Oil Supply Disruptions Quickly Fading As Canada, Libya, And Nigeria Resume Production

Earlier this week, Goldman unleashed the latest oil rally when it admitted that while the oil market will take far longer to rebalance due to rising low-cost oil production, it said that material supply disruptions are providing a boost to near-term prices. Goldman provided the following visualization of unplanned ongoing outages ...

 

... where it highlighted the recent stoppages in Canada, Nigeria and Libya as the most prominent.

In a surprising twist, it appears that virtually all three of the main disruptions choke points are being resolved far quicker than expected.

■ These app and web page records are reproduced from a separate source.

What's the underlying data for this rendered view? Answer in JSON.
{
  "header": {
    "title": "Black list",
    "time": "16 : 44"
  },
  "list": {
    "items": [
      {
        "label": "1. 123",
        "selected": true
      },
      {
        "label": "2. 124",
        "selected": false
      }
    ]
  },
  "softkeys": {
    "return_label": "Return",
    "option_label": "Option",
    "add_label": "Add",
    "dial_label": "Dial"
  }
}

First on Canada and its ongoing wildfire, the WSJ reported that the threat from forest fires in northern Alberta receded further on Thursday with the blazes moving away from oil-sands production facilities and a nearby evacuated town as cooler, wetter weather aided firefighting efforts, provincial officials said. The out-of-control wildfire spread to more than 1.25 million acres, up from just over one million acres on Wednesday, but the front line moved away from critical infrastructure to a remote area on the border of neighboring Saskatchewan province, the officials said.

Firefighters kept blazes away from two major oil-sands production complexes threatened earlier in the week, helped by lower temperatures and trace amounts of rain, said Chad Morrison, the Alberta forest ministry’s chief wildfire official.

 

"The threat definitely has diminished around the communities and the oil-sands facilities," Mr. Morrison said at a news conference in Edmonton. “We held the fire yesterday in all critical areas.”

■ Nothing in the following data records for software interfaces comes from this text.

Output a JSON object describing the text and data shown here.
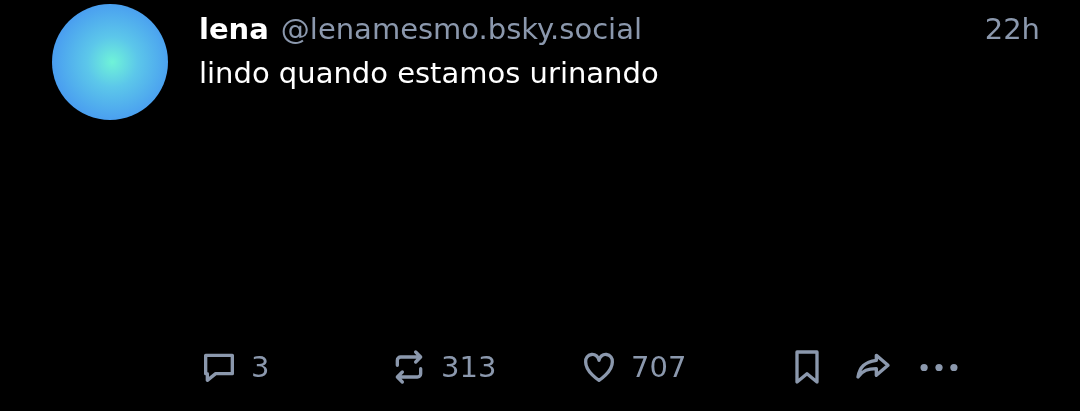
{
  "post": {
    "author": {
      "name": "lena",
      "handle": "@lenamesmo.bsky.social"
    },
    "time": "22h",
    "text": "lindo quando estamos urinando",
    "actions": [
      {
        "kind": "reply",
        "count": "3"
      },
      {
        "kind": "repost",
        "count": "313"
      },
      {
        "kind": "like",
        "count": "707"
      },
      {
        "kind": "bookmark"
      },
      {
        "kind": "share"
      },
      {
        "kind": "more"
      }
    ]
  }
}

This means that oilsands production is gradually coming back online and full capacity will likely be fully restored in the coming days:

No production facilities have been damaged by wildfires, but the threat has forced several large oil sands producers to shut down mining and well sites for more than two weeks, reducing Canadian oil production by at least one million barrels a day, or about 40% of the country’s total oil-sands output. The spread of fires forced some operators to abandon plans laid last week to restart. Late Thursday, Exxon Mobil Corp.’s Canadian unit Imperial Oil Ltd. said it had partially restarted operations at its Kearl oil sands mine about 47 miles northeast of Fort McMurray.

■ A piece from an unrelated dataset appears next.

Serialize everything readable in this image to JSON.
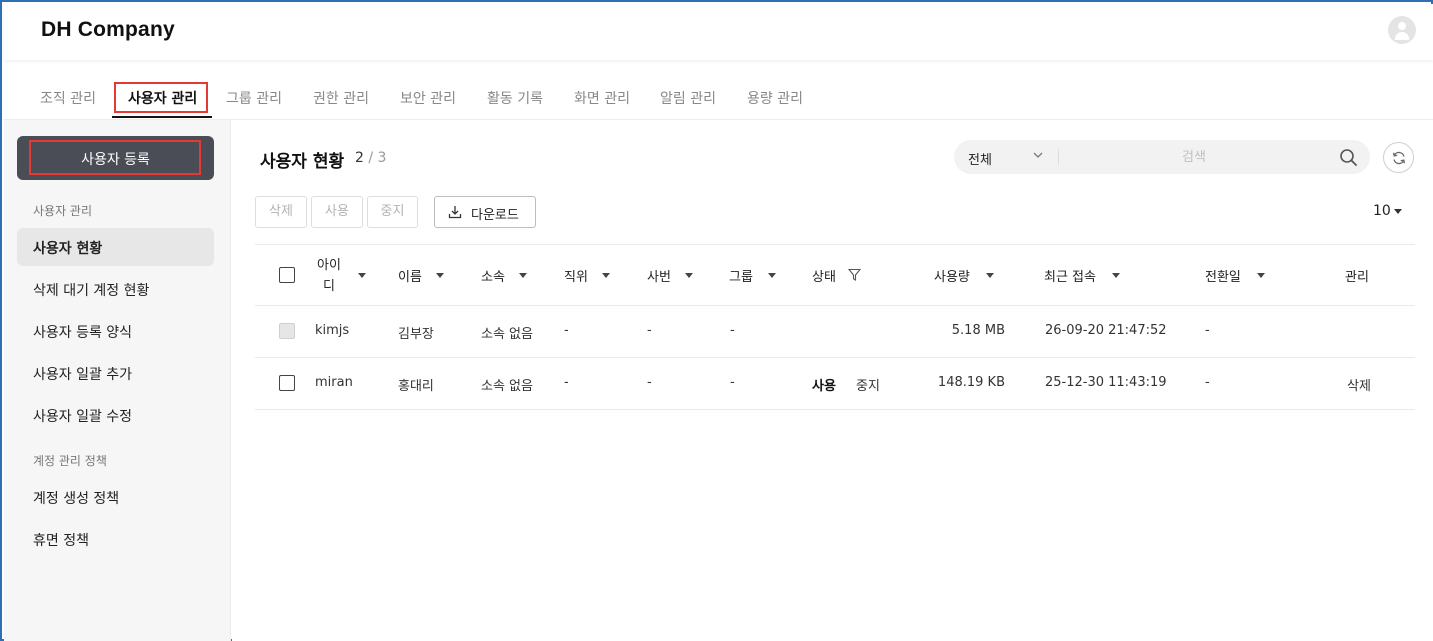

Just as important is that the long-running export crisis in Libya also appears to be on the verge of a solution. According to Bloomberg, oil exports are set to resume Thursday from the port of Hariga in eastern Libya, easing a bottleneck and allowing for crude production to increase after competing administrations of the state-run National Oil Corp. reached an agreement in the divided country.

The tanker Seachance is loading 650,000 barrels of crude at Hariga for the U.K., Omran al-Zwai, a spokesman for NOC unit Arabian Gulf Oil Co. known as Agoco, said by phone on Thursday. The cargo would be the first international shipment from Hariga since the United Nations blacklisted a tanker last month following complaints from authorities in the west of the country. NOC’s competing leaderships reached an agreement to resume exports from Hariga earlier this week. Agoco will be able to boost crude output to 120,000 barrels a day from 90,000 before the shipment, Al-Zwai said, as the company’s production has been limited by a lack of storage at the port. Libya produced a total of 310,000 barrels a day in April, data compiled by Bloomberg show.

The competing NOC administrations agreed to restart shipments from Hariga after holding talks in Vienna earlier this week, Elmagrabi said Monday. Officials at the western NOC administration in Tripoli couldn’t immediately be reached for comment. The shipment from Hariga comes after Agoco reached an agreement on Wednesday with the NOC’s eastern administration to restart international exports from the port, said Nagi Elmagrabi, chairman of the eastern NOC.

 

Libya pumped about 1.6 million barrels a day of crude before the 2011 rebellion that ended Moammar Al Qaddafi’s 42-year rule. It’s now the smallest producer in the Organization of Petroleum Exporting Countries. Since Qaddafi’s ouster and death, armed militias have also competed for control of the nation’s oil facilities.

Finally, and perhaps most importantly, is Nigeria, whose offline high quality bonny light crude has been seen as a major catalyst for the recent spike in prices due to the actions of such groups as the Niger Delta Avengers, and where Bloomberg notes that an oil tanker was said to have finally loaded up Nigeria’s Qua Iboe crude today, when a shipment was made on the SCF Khibiny, a 1 million bbl carrying Suezmax. It adds that the ship signals today that its status is "under way" having previously been anchored.

The reason: "people who had blocked bridge access to Qua Iboe terminal no longer there" according to Bloomberg.

In summary, after oil disruptions were represented by Goldman as a catalyst for higher oil prices, it now appears that the three major bottlenecks are being eliminated, and from a supply shortage, the oil market will now re-enter near-term glut as all of these mothballed operations scramble to restore recent production capacity. Meanwhile, the organization formerly known as OPEC continues to produce oil at an unprecedented pace as previously documented.

We are curious how long it will take the upward momentum-chasing oil algos to realize that the near-term supply picture has just changed dramatically.